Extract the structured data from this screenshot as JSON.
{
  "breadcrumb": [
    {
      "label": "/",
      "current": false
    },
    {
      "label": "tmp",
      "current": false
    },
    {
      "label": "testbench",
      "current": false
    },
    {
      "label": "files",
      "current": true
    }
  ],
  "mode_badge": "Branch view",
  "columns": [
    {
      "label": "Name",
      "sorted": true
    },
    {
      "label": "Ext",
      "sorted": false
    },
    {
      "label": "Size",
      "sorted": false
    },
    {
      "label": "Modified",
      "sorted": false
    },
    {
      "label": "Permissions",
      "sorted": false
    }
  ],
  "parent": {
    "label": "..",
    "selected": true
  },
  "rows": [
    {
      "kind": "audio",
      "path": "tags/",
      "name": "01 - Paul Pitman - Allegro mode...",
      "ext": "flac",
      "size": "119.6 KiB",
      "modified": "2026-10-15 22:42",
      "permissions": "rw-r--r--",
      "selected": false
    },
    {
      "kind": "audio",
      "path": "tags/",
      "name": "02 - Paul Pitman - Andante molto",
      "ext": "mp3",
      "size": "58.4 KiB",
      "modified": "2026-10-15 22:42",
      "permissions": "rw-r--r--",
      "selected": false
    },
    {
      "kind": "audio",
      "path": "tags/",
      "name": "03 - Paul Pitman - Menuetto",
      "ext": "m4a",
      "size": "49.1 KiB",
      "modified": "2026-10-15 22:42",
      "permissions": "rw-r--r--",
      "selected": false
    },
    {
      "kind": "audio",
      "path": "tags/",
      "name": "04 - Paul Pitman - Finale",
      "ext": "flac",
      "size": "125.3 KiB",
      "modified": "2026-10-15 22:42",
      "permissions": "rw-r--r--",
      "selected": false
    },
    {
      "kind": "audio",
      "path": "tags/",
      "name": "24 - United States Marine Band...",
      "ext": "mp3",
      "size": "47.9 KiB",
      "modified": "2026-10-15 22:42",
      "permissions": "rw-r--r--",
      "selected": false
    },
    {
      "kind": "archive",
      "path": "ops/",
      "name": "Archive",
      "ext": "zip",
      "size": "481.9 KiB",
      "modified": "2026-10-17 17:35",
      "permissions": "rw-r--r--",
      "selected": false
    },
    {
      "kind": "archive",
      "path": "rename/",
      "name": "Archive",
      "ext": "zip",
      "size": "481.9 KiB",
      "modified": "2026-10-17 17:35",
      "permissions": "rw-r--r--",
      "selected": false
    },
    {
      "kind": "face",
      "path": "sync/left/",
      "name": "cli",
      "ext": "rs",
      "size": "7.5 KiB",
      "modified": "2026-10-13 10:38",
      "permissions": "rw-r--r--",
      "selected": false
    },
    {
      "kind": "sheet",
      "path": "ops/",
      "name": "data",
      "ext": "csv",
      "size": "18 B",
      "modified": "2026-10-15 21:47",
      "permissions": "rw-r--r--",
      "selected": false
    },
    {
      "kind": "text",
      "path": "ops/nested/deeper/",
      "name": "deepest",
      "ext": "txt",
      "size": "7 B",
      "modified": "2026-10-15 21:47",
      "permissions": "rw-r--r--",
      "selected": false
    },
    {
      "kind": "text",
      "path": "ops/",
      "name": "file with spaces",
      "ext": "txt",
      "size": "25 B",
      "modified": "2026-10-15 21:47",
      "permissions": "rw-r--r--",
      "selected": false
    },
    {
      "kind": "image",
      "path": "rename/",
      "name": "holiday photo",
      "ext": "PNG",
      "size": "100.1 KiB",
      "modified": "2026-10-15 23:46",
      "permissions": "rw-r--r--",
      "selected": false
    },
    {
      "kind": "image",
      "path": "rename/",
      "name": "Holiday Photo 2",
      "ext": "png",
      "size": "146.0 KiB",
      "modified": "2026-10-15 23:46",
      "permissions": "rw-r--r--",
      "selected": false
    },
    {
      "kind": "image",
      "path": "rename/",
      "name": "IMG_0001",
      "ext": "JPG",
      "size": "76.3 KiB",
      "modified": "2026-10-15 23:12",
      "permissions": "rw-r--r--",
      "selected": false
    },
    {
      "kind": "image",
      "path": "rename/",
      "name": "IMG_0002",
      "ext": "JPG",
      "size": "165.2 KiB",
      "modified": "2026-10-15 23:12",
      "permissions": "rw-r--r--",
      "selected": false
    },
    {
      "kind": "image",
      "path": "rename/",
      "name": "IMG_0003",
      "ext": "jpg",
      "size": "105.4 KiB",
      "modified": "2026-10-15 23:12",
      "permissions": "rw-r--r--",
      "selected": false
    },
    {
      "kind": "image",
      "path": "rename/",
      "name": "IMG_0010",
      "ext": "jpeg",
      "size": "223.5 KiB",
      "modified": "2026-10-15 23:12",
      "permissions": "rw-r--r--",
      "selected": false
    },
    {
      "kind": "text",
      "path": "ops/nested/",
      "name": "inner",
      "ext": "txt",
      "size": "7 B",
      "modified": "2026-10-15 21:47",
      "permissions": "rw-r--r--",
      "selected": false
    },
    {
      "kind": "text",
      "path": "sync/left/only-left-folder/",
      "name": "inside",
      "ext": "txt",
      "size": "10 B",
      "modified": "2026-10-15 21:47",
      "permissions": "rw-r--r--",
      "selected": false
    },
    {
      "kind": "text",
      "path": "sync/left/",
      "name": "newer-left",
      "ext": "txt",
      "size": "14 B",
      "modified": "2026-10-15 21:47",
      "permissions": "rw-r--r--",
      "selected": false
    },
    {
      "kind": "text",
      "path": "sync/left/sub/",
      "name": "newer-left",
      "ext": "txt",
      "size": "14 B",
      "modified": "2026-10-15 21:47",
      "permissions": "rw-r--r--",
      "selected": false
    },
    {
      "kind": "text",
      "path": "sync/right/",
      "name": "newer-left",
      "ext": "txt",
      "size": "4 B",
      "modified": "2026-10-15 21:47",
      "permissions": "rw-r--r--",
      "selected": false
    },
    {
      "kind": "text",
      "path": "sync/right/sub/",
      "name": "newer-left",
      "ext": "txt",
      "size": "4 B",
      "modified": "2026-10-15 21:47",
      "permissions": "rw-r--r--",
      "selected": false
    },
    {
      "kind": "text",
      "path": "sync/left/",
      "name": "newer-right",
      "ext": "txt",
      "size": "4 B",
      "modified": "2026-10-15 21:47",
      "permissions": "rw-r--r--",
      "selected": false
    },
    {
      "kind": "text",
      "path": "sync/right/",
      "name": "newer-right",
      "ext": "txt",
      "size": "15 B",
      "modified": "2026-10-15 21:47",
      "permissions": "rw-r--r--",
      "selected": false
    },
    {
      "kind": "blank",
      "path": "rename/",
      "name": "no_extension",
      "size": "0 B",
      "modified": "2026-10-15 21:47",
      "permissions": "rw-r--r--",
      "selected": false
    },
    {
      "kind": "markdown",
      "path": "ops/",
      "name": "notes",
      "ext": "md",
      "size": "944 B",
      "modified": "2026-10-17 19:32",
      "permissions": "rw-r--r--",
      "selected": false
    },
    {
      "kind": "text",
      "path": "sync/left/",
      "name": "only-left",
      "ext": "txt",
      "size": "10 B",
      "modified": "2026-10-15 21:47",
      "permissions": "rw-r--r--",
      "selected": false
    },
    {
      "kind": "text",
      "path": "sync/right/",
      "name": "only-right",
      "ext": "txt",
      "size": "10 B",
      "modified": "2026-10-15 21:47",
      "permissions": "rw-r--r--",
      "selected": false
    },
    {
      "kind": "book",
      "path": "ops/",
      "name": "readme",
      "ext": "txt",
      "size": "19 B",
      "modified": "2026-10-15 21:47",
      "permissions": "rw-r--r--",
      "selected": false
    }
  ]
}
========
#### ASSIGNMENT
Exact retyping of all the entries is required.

#### ANSWER AREA
Extract the structured data from this screenshot as JSON.
{
  "breadcrumb": [
    {
      "label": "/",
      "current": false
    },
    {
      "label": "tmp",
      "current": false
    },
    {
      "label": "testbench",
      "current": false
    },
    {
      "label": "files",
      "current": true
    }
  ],
  "mode_badge": "Branch view",
  "columns": [
    {
      "label": "Name",
      "sorted": true
    },
    {
      "label": "Ext",
      "sorted": false
    },
    {
      "label": "Size",
      "sorted": false
    },
    {
      "label": "Modified",
      "sorted": false
    },
    {
      "label": "Permissions",
      "sorted": false
    }
  ],
  "parent": {
    "label": "..",
    "selected": true
  },
  "rows": [
    {
      "kind": "audio",
      "path": "tags/",
      "name": "01 - Paul Pitman - Allegro mode...",
      "ext": "flac",
      "size": "119.6 KiB",
      "modified": "2026-10-15 22:42",
      "permissions": "rw-r--r--",
      "selected": false
    },
    {
      "kind": "audio",
      "path": "tags/",
      "name": "02 - Paul Pitman - Andante molto",
      "ext": "mp3",
      "size": "58.4 KiB",
      "modified": "2026-10-15 22:42",
      "permissions": "rw-r--r--",
      "selected": false
    },
    {
      "kind": "audio",
      "path": "tags/",
      "name": "03 - Paul Pitman - Menuetto",
      "ext": "m4a",
      "size": "49.1 KiB",
      "modified": "2026-10-15 22:42",
      "permissions": "rw-r--r--",
      "selected": false
    },
    {
      "kind": "audio",
      "path": "tags/",
      "name": "04 - Paul Pitman - Finale",
      "ext": "flac",
      "size": "125.3 KiB",
      "modified": "2026-10-15 22:42",
      "permissions": "rw-r--r--",
      "selected": false
    },
    {
      "kind": "audio",
      "path": "tags/",
      "name": "24 - United States Marine Band...",
      "ext": "mp3",
      "size": "47.9 KiB",
      "modified": "2026-10-15 22:42",
      "permissions": "rw-r--r--",
      "selected": false
    },
    {
      "kind": "archive",
      "path": "ops/",
      "name": "Archive",
      "ext": "zip",
      "size": "481.9 KiB",
      "modified": "2026-10-17 17:35",
      "permissions": "rw-r--r--",
      "selected": false
    },
    {
      "kind": "archive",
      "path": "rename/",
      "name": "Archive",
      "ext": "zip",
      "size": "481.9 KiB",
      "modified": "2026-10-17 17:35",
      "permissions": "rw-r--r--",
      "selected": false
    },
    {
      "kind": "face",
      "path": "sync/left/",
      "name": "cli",
      "ext": "rs",
      "size": "7.5 KiB",
      "modified": "2026-10-13 10:38",
      "permissions": "rw-r--r--",
      "selected": false
    },
    {
      "kind": "sheet",
      "path": "ops/",
      "name": "data",
      "ext": "csv",
      "size": "18 B",
      "modified": "2026-10-15 21:47",
      "permissions": "rw-r--r--",
      "selected": false
    },
    {
      "kind": "text",
      "path": "ops/nested/deeper/",
      "name": "deepest",
      "ext": "txt",
      "size": "7 B",
      "modified": "2026-10-15 21:47",
      "permissions": "rw-r--r--",
      "selected": false
    },
    {
      "kind": "text",
      "path": "ops/",
      "name": "file with spaces",
      "ext": "txt",
      "size": "25 B",
      "modified": "2026-10-15 21:47",
      "permissions": "rw-r--r--",
      "selected": false
    },
    {
      "kind": "image",
      "path": "rename/",
      "name": "holiday photo",
      "ext": "PNG",
      "size": "100.1 KiB",
      "modified": "2026-10-15 23:46",
      "permissions": "rw-r--r--",
      "selected": false
    },
    {
      "kind": "image",
      "path": "rename/",
      "name": "Holiday Photo 2",
      "ext": "png",
      "size": "146.0 KiB",
      "modified": "2026-10-15 23:46",
      "permissions": "rw-r--r--",
      "selected": false
    },
    {
      "kind": "image",
      "path": "rename/",
      "name": "IMG_0001",
      "ext": "JPG",
      "size": "76.3 KiB",
      "modified": "2026-10-15 23:12",
      "permissions": "rw-r--r--",
      "selected": false
    },
    {
      "kind": "image",
      "path": "rename/",
      "name": "IMG_0002",
      "ext": "JPG",
      "size": "165.2 KiB",
      "modified": "2026-10-15 23:12",
      "permissions": "rw-r--r--",
      "selected": false
    },
    {
      "kind": "image",
      "path": "rename/",
      "name": "IMG_0003",
      "ext": "jpg",
      "size": "105.4 KiB",
      "modified": "2026-10-15 23:12",
      "permissions": "rw-r--r--",
      "selected": false
    },
    {
      "kind": "image",
      "path": "rename/",
      "name": "IMG_0010",
      "ext": "jpeg",
      "size": "223.5 KiB",
      "modified": "2026-10-15 23:12",
      "permissions": "rw-r--r--",
      "selected": false
    },
    {
      "kind": "text",
      "path": "ops/nested/",
      "name": "inner",
      "ext": "txt",
      "size": "7 B",
      "modified": "2026-10-15 21:47",
      "permissions": "rw-r--r--",
      "selected": false
    },
    {
      "kind": "text",
      "path": "sync/left/only-left-folder/",
      "name": "inside",
      "ext": "txt",
      "size": "10 B",
      "modified": "2026-10-15 21:47",
      "permissions": "rw-r--r--",
      "selected": false
    },
    {
      "kind": "text",
      "path": "sync/left/",
      "name": "newer-left",
      "ext": "txt",
      "size": "14 B",
      "modified": "2026-10-15 21:47",
      "permissions": "rw-r--r--",
      "selected": false
    },
    {
      "kind": "text",
      "path": "sync/left/sub/",
      "name": "newer-left",
      "ext": "txt",
      "size": "14 B",
      "modified": "2026-10-15 21:47",
      "permissions": "rw-r--r--",
      "selected": false
    },
    {
      "kind": "text",
      "path": "sync/right/",
      "name": "newer-left",
      "ext": "txt",
      "size": "4 B",
      "modified": "2026-10-15 21:47",
      "permissions": "rw-r--r--",
      "selected": false
    },
    {
      "kind": "text",
      "path": "sync/right/sub/",
      "name": "newer-left",
      "ext": "txt",
      "size": "4 B",
      "modified": "2026-10-15 21:47",
      "permissions": "rw-r--r--",
      "selected": false
    },
    {
      "kind": "text",
      "path": "sync/left/",
      "name": "newer-right",
      "ext": "txt",
      "size": "4 B",
      "modified": "2026-10-15 21:47",
      "permissions": "rw-r--r--",
      "selected": false
    },
    {
      "kind": "text",
      "path": "sync/right/",
      "name": "newer-right",
      "ext": "txt",
      "size": "15 B",
      "modified": "2026-10-15 21:47",
      "permissions": "rw-r--r--",
      "selected": false
    },
    {
      "kind": "blank",
      "path": "rename/",
      "name": "no_extension",
      "size": "0 B",
      "modified": "2026-10-15 21:47",
      "permissions": "rw-r--r--",
      "selected": false
    },
    {
      "kind": "markdown",
      "path": "ops/",
      "name": "notes",
      "ext": "md",
      "size": "944 B",
      "modified": "2026-10-17 19:32",
      "permissions": "rw-r--r--",
      "selected": false
    },
    {
      "kind": "text",
      "path": "sync/left/",
      "name": "only-left",
      "ext": "txt",
      "size": "10 B",
      "modified": "2026-10-15 21:47",
      "permissions": "rw-r--r--",
      "selected": false
    },
    {
      "kind": "text",
      "path": "sync/right/",
      "name": "only-right",
      "ext": "txt",
      "size": "10 B",
      "modified": "2026-10-15 21:47",
      "permissions": "rw-r--r--",
      "selected": false
    },
    {
      "kind": "book",
      "path": "ops/",
      "name": "readme",
      "ext": "txt",
      "size": "19 B",
      "modified": "2026-10-15 21:47",
      "permissions": "rw-r--r--",
      "selected": false
    }
  ]
}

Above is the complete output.